**TASK TO COMPLETE**
Look for the string "offset" in the data below, and copy each line that holds it.

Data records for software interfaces

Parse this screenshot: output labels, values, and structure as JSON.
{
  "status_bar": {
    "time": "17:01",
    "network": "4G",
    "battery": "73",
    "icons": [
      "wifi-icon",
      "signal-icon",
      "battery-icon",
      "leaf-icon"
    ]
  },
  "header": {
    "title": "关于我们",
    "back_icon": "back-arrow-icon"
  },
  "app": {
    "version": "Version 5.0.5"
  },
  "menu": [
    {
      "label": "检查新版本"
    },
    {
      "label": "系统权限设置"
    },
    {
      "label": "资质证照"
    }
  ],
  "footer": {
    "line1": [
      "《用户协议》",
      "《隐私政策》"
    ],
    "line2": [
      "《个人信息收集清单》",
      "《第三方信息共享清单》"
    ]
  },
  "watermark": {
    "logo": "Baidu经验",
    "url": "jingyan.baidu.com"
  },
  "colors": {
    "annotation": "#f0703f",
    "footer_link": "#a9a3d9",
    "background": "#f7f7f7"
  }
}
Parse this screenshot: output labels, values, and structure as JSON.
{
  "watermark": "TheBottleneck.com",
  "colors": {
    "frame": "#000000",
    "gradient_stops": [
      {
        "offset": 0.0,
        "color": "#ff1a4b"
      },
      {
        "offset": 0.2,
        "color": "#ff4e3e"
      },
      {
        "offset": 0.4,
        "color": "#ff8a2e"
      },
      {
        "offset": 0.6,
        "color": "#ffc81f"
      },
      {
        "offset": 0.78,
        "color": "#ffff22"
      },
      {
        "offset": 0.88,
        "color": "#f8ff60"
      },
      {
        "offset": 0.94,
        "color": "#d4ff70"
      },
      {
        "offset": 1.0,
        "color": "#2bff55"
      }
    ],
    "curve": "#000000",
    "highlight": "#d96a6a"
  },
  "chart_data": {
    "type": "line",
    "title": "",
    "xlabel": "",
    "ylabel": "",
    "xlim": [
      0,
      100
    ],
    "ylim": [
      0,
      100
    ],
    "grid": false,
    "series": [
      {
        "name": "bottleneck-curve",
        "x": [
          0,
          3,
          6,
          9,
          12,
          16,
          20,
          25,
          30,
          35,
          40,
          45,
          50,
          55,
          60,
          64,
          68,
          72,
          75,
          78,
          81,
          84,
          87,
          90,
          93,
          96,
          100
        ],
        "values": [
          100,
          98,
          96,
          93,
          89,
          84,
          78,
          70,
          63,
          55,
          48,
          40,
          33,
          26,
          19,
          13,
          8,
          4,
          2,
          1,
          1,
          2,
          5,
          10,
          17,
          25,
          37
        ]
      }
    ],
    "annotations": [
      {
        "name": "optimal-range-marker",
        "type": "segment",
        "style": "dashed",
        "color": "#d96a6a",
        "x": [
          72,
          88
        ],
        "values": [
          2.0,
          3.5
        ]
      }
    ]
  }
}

**RESPONSE TO THIS TASK**
        "offset": 0.0,
        "offset": 0.2,
        "offset": 0.4,
        "offset": 0.6,
        "offset": 0.78,
        "offset": 0.88,
        "offset": 0.94,
        "offset": 1.0,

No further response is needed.